By John Boling
In April, IIBEC sent a letter opposing legislation expanding cooperative purchasing to the members of the Florida Appropriations Committee. IIBEC has long opposed bills that expand cooperative purchasing to include construction design services. Recently, IIBEC submitted testimony opposing a Missouri bill that crossed the threshold and notched a victory when North Dakota exempted all construction services from their cooperative purchasing bill after IIBEC had submitted testimony to the North Dakota Senate State and Local Committee in support of QBS.
The Florida bill, H.B. 1259, started out as a charter schools funding bill and was amended to include a number of legislative priorities from the state’s university regents. One provision granted the Board of Governors the power to develop their own regulations for university boards of trustees relating to contracting for the construction of new facilities or for work on existing facilities. In the letter, IIBEC reminded the legislators that for the past 50 years the Consultant’s Competitive Negotiation Act (CCNA)—Florida’s version of qualifications-based selection (QBS)—has been required for all state and local government agencies in Florida and has proven superior to all other procurement systems when it comes to construction services.
Brian Pallasch, IIBEC’s executive vice president and chief executive officer, closed the letter to the committee by noting, “The siren song of faster-better-cheaper will continue to be sung, however, it should be ignored when it comes to replacing a statute that has proved beneficial to Floridians for the last 50 years. For this reason and those outlined above, please strike allowing the Board to develop their own policies and procured for the procurement of construction services in HB 1259.”

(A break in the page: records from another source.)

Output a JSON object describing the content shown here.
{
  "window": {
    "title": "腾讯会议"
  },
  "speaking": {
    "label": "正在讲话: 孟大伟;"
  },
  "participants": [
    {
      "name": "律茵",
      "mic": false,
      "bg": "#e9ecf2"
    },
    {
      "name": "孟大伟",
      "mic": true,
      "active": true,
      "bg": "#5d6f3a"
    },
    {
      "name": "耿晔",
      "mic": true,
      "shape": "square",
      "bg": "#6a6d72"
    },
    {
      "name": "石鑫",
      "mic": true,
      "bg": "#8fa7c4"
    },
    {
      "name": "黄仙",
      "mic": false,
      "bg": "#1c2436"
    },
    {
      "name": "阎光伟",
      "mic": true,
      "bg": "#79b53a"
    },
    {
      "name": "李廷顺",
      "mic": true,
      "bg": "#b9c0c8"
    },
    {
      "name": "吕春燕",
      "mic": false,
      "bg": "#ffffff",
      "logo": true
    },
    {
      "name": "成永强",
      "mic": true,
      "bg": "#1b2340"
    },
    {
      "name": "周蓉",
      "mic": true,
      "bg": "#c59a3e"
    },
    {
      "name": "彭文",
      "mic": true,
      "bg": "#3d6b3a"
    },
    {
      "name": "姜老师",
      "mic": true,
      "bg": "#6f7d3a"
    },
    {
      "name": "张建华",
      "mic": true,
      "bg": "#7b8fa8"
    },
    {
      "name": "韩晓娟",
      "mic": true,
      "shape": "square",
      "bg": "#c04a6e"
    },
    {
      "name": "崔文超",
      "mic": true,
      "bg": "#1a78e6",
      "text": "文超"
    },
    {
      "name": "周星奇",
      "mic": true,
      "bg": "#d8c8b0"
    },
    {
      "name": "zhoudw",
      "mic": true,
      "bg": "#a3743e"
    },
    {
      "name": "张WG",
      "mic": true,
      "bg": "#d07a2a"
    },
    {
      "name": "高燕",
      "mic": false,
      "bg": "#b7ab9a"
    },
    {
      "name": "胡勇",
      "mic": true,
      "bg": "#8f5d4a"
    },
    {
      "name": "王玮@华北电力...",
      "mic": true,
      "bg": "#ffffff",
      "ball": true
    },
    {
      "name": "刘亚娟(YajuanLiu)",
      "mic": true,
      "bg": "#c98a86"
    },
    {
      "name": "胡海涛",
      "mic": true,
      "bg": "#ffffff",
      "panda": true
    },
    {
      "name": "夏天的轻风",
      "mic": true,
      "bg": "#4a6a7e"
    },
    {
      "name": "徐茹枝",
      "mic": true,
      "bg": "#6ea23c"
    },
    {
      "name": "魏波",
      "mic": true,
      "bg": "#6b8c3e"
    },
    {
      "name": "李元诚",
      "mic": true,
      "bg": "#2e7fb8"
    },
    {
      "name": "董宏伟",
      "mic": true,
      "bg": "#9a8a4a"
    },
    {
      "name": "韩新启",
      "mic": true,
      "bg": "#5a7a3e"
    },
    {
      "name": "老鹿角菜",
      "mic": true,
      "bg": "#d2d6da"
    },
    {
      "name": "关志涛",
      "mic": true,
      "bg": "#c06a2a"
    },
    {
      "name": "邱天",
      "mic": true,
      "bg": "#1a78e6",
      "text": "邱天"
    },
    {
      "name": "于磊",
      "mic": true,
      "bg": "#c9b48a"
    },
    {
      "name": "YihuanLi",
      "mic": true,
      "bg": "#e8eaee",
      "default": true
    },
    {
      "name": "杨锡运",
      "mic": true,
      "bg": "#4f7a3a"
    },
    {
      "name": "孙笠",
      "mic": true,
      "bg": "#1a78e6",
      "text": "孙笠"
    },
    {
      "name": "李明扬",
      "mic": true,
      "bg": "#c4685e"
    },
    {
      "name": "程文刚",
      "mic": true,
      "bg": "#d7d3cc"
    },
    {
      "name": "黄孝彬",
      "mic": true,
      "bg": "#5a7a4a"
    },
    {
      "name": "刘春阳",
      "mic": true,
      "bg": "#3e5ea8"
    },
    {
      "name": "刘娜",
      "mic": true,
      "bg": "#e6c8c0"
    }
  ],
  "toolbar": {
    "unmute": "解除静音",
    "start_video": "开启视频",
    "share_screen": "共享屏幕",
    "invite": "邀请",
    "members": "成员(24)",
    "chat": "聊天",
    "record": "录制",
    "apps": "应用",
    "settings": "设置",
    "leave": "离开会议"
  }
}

The committee deliberated and amended the bill multiple times, and when the dust settled, the language IIBEC opposed was rejected and the bill once again focused only on charter school funding—another in a string of recent wins for IIBEC’s advocacy efforts.